> [Stored data]
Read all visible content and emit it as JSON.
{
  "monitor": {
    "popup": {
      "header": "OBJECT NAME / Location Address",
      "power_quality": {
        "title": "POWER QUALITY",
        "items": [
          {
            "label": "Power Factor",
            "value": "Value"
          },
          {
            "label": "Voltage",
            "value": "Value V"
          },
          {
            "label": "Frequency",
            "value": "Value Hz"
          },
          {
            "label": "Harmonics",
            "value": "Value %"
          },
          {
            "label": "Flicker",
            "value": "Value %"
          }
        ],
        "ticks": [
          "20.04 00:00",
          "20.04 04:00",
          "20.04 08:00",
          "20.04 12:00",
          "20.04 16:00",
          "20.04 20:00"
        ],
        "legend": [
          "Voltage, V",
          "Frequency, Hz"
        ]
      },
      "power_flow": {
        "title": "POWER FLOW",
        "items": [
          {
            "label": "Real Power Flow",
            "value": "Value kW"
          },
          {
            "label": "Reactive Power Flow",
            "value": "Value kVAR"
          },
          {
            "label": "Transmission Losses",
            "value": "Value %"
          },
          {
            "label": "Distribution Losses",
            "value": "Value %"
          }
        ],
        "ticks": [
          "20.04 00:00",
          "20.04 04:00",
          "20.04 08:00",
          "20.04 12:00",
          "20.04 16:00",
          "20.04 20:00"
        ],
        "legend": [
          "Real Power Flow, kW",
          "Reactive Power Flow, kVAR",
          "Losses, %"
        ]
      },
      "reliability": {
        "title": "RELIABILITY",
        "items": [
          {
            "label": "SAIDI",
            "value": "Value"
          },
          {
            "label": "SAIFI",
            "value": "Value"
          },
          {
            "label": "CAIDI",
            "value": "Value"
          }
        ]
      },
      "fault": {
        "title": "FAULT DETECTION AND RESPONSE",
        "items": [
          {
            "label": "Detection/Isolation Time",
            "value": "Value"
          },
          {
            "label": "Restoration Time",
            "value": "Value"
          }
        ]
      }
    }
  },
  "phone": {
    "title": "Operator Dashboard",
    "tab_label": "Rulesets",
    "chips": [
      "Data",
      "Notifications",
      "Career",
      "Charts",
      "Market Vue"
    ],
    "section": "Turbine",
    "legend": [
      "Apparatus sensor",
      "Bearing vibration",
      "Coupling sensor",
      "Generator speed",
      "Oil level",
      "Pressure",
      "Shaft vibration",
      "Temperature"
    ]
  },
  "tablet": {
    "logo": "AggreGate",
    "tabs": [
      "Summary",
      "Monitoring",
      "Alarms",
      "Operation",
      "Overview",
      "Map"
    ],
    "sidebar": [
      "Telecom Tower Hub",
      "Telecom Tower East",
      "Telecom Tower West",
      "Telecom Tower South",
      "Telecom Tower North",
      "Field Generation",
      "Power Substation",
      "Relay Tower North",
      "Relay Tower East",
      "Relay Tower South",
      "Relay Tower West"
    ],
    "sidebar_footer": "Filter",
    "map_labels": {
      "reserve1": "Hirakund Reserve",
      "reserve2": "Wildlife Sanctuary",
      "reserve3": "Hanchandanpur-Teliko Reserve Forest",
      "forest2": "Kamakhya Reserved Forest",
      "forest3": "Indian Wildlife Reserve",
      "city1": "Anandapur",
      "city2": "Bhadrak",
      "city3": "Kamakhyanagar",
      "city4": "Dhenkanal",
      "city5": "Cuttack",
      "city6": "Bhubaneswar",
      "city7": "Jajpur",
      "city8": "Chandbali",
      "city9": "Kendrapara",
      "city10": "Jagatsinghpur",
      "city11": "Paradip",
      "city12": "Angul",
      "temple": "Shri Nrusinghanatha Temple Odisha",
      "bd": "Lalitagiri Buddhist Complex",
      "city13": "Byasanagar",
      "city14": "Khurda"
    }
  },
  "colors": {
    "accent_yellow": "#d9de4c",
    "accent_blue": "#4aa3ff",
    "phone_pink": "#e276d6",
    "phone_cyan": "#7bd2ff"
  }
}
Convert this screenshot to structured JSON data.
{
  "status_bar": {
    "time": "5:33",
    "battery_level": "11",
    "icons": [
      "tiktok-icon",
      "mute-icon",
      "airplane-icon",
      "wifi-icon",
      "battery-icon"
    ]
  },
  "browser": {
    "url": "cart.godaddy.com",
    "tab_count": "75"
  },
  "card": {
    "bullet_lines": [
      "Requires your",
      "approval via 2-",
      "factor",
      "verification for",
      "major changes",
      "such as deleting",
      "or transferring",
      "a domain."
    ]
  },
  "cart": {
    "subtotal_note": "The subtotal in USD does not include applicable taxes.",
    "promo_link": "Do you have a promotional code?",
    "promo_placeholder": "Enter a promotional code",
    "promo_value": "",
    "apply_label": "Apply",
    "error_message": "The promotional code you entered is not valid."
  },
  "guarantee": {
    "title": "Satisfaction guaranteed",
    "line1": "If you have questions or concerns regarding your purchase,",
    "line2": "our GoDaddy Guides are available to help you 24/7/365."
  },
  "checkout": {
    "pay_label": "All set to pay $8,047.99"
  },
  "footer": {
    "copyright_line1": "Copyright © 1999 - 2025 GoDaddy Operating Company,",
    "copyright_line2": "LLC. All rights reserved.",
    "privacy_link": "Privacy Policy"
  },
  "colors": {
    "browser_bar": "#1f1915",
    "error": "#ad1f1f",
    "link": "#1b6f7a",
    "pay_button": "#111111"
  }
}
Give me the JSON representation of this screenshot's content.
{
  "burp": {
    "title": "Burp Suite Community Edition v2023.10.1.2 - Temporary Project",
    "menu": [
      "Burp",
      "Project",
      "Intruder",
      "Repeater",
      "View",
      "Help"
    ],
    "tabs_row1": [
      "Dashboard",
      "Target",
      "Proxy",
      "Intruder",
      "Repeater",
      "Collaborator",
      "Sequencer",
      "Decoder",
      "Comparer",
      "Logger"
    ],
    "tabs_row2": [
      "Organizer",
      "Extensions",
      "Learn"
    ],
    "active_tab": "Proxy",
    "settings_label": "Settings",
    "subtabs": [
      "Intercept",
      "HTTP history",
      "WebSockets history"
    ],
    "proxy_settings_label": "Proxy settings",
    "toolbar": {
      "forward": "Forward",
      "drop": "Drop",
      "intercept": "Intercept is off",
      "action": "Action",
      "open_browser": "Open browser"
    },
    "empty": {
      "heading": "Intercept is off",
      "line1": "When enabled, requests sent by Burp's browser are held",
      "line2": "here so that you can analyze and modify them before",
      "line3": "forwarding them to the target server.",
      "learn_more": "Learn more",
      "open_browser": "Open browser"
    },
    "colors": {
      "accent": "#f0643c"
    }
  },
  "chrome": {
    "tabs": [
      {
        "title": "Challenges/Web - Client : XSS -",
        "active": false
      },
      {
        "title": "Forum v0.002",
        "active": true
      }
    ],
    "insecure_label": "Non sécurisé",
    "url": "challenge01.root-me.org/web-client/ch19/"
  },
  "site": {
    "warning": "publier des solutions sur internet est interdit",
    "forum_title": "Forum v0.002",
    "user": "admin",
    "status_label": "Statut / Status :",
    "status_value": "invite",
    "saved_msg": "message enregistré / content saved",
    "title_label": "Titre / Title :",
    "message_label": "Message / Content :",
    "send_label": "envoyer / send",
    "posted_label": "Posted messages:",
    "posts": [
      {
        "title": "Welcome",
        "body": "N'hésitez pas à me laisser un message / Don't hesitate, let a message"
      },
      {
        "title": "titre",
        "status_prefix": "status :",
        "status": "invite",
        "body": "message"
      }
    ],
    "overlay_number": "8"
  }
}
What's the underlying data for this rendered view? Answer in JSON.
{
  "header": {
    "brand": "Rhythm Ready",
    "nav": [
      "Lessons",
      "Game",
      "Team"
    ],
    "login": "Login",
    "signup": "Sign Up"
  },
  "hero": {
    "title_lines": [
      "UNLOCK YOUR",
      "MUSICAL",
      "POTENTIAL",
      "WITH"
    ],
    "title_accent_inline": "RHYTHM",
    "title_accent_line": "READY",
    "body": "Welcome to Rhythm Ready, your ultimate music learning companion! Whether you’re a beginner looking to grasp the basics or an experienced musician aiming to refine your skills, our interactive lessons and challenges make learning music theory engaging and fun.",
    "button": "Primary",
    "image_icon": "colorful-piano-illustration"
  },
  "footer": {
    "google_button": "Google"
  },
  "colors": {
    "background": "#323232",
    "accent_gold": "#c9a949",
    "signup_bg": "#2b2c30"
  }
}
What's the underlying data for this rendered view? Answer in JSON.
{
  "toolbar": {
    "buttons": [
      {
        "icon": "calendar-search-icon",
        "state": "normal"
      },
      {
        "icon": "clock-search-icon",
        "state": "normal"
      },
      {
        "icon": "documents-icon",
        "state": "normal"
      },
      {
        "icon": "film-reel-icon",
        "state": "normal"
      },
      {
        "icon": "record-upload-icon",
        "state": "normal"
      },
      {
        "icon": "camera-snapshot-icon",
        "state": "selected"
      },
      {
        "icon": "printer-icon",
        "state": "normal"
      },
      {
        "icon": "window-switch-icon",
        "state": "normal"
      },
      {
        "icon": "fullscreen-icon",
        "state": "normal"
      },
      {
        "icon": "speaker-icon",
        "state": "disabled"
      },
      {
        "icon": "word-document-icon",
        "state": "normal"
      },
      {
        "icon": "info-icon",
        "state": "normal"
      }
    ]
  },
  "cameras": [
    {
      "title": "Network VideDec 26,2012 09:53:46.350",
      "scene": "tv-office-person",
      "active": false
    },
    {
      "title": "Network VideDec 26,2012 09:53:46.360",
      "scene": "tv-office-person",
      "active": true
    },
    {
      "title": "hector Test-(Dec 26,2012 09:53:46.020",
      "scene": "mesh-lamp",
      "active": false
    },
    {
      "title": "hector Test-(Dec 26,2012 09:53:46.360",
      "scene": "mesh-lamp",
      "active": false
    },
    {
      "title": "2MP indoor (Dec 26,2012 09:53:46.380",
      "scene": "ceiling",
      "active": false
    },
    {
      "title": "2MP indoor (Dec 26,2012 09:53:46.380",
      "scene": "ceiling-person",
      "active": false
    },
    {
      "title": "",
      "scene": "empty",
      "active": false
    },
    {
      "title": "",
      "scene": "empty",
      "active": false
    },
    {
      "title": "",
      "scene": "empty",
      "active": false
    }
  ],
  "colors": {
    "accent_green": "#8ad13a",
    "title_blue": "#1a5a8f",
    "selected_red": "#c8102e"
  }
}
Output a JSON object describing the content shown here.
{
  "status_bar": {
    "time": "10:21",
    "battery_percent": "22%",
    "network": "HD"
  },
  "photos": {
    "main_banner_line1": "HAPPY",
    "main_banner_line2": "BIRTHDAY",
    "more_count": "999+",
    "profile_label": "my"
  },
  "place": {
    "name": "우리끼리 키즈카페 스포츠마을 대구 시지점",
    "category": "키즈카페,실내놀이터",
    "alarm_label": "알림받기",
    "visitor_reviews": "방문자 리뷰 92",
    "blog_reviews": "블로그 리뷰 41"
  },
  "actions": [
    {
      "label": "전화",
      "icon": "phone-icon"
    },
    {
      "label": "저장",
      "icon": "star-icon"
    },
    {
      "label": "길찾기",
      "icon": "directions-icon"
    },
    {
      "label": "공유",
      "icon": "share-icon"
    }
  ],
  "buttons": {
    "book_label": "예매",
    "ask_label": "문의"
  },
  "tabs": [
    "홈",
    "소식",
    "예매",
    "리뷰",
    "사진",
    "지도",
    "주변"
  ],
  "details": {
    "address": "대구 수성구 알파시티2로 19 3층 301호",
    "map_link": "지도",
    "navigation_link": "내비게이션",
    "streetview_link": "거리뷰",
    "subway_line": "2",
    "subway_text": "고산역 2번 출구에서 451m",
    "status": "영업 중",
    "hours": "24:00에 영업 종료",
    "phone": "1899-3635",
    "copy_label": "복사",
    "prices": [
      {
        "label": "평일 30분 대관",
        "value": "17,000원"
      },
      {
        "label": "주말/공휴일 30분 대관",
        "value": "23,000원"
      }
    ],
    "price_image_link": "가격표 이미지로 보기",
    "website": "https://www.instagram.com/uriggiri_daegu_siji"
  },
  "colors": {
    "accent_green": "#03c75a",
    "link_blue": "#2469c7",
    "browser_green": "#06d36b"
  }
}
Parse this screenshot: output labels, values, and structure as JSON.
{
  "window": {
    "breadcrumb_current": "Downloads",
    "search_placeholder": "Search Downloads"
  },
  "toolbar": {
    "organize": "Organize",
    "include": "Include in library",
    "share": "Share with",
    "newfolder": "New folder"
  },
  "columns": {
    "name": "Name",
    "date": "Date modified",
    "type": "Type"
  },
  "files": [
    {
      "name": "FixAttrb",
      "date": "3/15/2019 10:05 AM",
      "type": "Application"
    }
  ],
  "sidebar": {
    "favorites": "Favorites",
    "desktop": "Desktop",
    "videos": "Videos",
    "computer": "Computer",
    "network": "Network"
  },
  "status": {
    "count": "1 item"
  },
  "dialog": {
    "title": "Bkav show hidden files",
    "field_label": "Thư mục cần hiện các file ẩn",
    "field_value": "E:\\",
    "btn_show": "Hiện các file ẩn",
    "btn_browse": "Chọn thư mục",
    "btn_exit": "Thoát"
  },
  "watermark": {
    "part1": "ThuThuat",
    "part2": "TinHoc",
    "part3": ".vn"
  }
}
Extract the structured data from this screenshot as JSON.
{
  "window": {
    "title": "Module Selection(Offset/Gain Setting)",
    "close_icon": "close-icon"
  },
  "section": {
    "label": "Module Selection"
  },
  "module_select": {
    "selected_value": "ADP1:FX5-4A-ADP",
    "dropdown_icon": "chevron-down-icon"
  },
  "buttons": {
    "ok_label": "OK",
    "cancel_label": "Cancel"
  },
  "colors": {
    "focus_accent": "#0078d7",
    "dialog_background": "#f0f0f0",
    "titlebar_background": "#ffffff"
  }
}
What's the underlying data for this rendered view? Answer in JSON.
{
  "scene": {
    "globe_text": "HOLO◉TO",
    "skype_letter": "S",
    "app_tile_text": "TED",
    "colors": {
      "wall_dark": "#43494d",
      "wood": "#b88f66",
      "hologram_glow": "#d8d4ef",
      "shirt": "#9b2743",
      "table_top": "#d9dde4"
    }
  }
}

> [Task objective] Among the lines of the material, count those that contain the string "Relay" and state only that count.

> [Answer area] 4